Task details.
Your task is to copy every record exactly.

Available data.

◇ ◇ ◇ ◇ ◇

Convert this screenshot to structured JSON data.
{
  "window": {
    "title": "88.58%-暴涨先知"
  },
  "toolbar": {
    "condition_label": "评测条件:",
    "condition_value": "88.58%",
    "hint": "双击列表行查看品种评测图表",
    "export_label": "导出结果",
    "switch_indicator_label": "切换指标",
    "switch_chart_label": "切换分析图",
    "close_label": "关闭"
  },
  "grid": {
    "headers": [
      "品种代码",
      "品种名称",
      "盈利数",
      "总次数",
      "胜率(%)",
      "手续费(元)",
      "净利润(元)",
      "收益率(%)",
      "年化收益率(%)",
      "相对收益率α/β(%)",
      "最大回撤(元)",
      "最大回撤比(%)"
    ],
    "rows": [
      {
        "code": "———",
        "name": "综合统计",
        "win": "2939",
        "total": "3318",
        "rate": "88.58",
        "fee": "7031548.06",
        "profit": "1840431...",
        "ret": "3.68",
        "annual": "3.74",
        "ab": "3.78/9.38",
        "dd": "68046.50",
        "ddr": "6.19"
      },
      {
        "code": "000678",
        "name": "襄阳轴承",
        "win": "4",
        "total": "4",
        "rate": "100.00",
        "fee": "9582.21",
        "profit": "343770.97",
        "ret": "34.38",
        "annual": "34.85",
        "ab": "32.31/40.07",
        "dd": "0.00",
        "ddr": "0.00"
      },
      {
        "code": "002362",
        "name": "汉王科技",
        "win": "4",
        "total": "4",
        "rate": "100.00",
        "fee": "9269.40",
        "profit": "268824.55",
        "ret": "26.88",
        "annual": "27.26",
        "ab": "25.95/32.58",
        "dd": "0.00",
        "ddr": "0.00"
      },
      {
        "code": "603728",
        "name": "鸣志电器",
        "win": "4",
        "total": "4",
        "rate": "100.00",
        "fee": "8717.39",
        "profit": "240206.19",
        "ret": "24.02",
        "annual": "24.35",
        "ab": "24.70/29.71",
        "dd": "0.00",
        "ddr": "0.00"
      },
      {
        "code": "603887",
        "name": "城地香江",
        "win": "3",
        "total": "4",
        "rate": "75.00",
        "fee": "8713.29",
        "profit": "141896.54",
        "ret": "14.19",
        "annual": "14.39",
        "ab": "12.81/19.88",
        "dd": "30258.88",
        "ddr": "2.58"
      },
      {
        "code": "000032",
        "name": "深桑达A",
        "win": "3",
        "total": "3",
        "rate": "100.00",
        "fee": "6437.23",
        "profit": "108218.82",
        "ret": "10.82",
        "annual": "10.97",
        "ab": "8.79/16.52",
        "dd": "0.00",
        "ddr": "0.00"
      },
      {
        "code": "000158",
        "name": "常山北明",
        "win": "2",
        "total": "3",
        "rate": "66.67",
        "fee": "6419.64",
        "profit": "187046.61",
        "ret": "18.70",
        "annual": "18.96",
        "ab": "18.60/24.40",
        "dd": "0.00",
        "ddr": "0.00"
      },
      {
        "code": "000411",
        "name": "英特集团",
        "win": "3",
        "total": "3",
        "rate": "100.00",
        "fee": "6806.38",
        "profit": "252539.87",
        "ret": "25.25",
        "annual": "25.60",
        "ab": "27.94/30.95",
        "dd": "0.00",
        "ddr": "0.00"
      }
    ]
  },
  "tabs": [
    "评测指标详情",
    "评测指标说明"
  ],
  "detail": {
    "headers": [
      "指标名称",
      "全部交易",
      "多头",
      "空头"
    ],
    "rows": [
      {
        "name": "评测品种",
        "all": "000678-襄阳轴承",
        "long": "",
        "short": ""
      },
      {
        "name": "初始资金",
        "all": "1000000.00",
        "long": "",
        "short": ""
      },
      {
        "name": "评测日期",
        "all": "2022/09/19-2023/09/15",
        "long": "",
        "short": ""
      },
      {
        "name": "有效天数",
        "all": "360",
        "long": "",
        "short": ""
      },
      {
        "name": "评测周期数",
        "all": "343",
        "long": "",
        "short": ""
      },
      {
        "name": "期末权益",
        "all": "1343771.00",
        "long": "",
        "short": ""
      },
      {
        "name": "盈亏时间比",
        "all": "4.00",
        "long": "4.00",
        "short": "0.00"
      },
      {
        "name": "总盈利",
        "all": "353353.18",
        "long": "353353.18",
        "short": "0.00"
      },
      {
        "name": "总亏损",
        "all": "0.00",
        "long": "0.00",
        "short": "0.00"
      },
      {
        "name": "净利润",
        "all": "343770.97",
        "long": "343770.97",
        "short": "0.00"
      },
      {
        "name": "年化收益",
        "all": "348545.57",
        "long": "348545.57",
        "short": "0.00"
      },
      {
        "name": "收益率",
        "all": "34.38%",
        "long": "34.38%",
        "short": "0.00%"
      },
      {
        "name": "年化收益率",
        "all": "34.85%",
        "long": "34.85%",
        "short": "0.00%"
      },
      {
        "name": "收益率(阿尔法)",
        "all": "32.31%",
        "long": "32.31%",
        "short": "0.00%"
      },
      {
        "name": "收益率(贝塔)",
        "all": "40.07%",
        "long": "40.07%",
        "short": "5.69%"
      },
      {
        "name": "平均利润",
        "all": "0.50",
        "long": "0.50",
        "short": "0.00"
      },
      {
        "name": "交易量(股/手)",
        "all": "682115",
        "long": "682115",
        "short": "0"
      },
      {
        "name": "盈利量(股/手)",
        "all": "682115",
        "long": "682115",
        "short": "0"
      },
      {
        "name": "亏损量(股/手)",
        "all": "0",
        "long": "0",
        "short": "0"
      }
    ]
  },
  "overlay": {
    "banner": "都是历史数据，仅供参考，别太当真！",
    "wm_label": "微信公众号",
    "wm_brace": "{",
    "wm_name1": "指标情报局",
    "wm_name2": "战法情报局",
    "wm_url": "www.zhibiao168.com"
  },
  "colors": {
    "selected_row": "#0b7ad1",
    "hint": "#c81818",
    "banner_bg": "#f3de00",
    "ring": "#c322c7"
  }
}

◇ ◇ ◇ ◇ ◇

Answer space.
Convert this screenshot to structured JSON data.
{
  "window": {
    "title": "88.58%-暴涨先知"
  },
  "toolbar": {
    "condition_label": "评测条件:",
    "condition_value": "88.58%",
    "hint": "双击列表行查看品种评测图表",
    "export_label": "导出结果",
    "switch_indicator_label": "切换指标",
    "switch_chart_label": "切换分析图",
    "close_label": "关闭"
  },
  "grid": {
    "headers": [
      "品种代码",
      "品种名称",
      "盈利数",
      "总次数",
      "胜率(%)",
      "手续费(元)",
      "净利润(元)",
      "收益率(%)",
      "年化收益率(%)",
      "相对收益率α/β(%)",
      "最大回撤(元)",
      "最大回撤比(%)"
    ],
    "rows": [
      {
        "code": "———",
        "name": "综合统计",
        "win": "2939",
        "total": "3318",
        "rate": "88.58",
        "fee": "7031548.06",
        "profit": "1840431...",
        "ret": "3.68",
        "annual": "3.74",
        "ab": "3.78/9.38",
        "dd": "68046.50",
        "ddr": "6.19"
      },
      {
        "code": "000678",
        "name": "襄阳轴承",
        "win": "4",
        "total": "4",
        "rate": "100.00",
        "fee": "9582.21",
        "profit": "343770.97",
        "ret": "34.38",
        "annual": "34.85",
        "ab": "32.31/40.07",
        "dd": "0.00",
        "ddr": "0.00"
      },
      {
        "code": "002362",
        "name": "汉王科技",
        "win": "4",
        "total": "4",
        "rate": "100.00",
        "fee": "9269.40",
        "profit": "268824.55",
        "ret": "26.88",
        "annual": "27.26",
        "ab": "25.95/32.58",
        "dd": "0.00",
        "ddr": "0.00"
      },
      {
        "code": "603728",
        "name": "鸣志电器",
        "win": "4",
        "total": "4",
        "rate": "100.00",
        "fee": "8717.39",
        "profit": "240206.19",
        "ret": "24.02",
        "annual": "24.35",
        "ab": "24.70/29.71",
        "dd": "0.00",
        "ddr": "0.00"
      },
      {
        "code": "603887",
        "name": "城地香江",
        "win": "3",
        "total": "4",
        "rate": "75.00",
        "fee": "8713.29",
        "profit": "141896.54",
        "ret": "14.19",
        "annual": "14.39",
        "ab": "12.81/19.88",
        "dd": "30258.88",
        "ddr": "2.58"
      },
      {
        "code": "000032",
        "name": "深桑达A",
        "win": "3",
        "total": "3",
        "rate": "100.00",
        "fee": "6437.23",
        "profit": "108218.82",
        "ret": "10.82",
        "annual": "10.97",
        "ab": "8.79/16.52",
        "dd": "0.00",
        "ddr": "0.00"
      },
      {
        "code": "000158",
        "name": "常山北明",
        "win": "2",
        "total": "3",
        "rate": "66.67",
        "fee": "6419.64",
        "profit": "187046.61",
        "ret": "18.70",
        "annual": "18.96",
        "ab": "18.60/24.40",
        "dd": "0.00",
        "ddr": "0.00"
      },
      {
        "code": "000411",
        "name": "英特集团",
        "win": "3",
        "total": "3",
        "rate": "100.00",
        "fee": "6806.38",
        "profit": "252539.87",
        "ret": "25.25",
        "annual": "25.60",
        "ab": "27.94/30.95",
        "dd": "0.00",
        "ddr": "0.00"
      }
    ]
  },
  "tabs": [
    "评测指标详情",
    "评测指标说明"
  ],
  "detail": {
    "headers": [
      "指标名称",
      "全部交易",
      "多头",
      "空头"
    ],
    "rows": [
      {
        "name": "评测品种",
        "all": "000678-襄阳轴承",
        "long": "",
        "short": ""
      },
      {
        "name": "初始资金",
        "all": "1000000.00",
        "long": "",
        "short": ""
      },
      {
        "name": "评测日期",
        "all": "2022/09/19-2023/09/15",
        "long": "",
        "short": ""
      },
      {
        "name": "有效天数",
        "all": "360",
        "long": "",
        "short": ""
      },
      {
        "name": "评测周期数",
        "all": "343",
        "long": "",
        "short": ""
      },
      {
        "name": "期末权益",
        "all": "1343771.00",
        "long": "",
        "short": ""
      },
      {
        "name": "盈亏时间比",
        "all": "4.00",
        "long": "4.00",
        "short": "0.00"
      },
      {
        "name": "总盈利",
        "all": "353353.18",
        "long": "353353.18",
        "short": "0.00"
      },
      {
        "name": "总亏损",
        "all": "0.00",
        "long": "0.00",
        "short": "0.00"
      },
      {
        "name": "净利润",
        "all": "343770.97",
        "long": "343770.97",
        "short": "0.00"
      },
      {
        "name": "年化收益",
        "all": "348545.57",
        "long": "348545.57",
        "short": "0.00"
      },
      {
        "name": "收益率",
        "all": "34.38%",
        "long": "34.38%",
        "short": "0.00%"
      },
      {
        "name": "年化收益率",
        "all": "34.85%",
        "long": "34.85%",
        "short": "0.00%"
      },
      {
        "name": "收益率(阿尔法)",
        "all": "32.31%",
        "long": "32.31%",
        "short": "0.00%"
      },
      {
        "name": "收益率(贝塔)",
        "all": "40.07%",
        "long": "40.07%",
        "short": "5.69%"
      },
      {
        "name": "平均利润",
        "all": "0.50",
        "long": "0.50",
        "short": "0.00"
      },
      {
        "name": "交易量(股/手)",
        "all": "682115",
        "long": "682115",
        "short": "0"
      },
      {
        "name": "盈利量(股/手)",
        "all": "682115",
        "long": "682115",
        "short": "0"
      },
      {
        "name": "亏损量(股/手)",
        "all": "0",
        "long": "0",
        "short": "0"
      }
    ]
  },
  "overlay": {
    "banner": "都是历史数据，仅供参考，别太当真！",
    "wm_label": "微信公众号",
    "wm_brace": "{",
    "wm_name1": "指标情报局",
    "wm_name2": "战法情报局",
    "wm_url": "www.zhibiao168.com"
  },
  "colors": {
    "selected_row": "#0b7ad1",
    "hint": "#c81818",
    "banner_bg": "#f3de00",
    "ring": "#c322c7"
  }
}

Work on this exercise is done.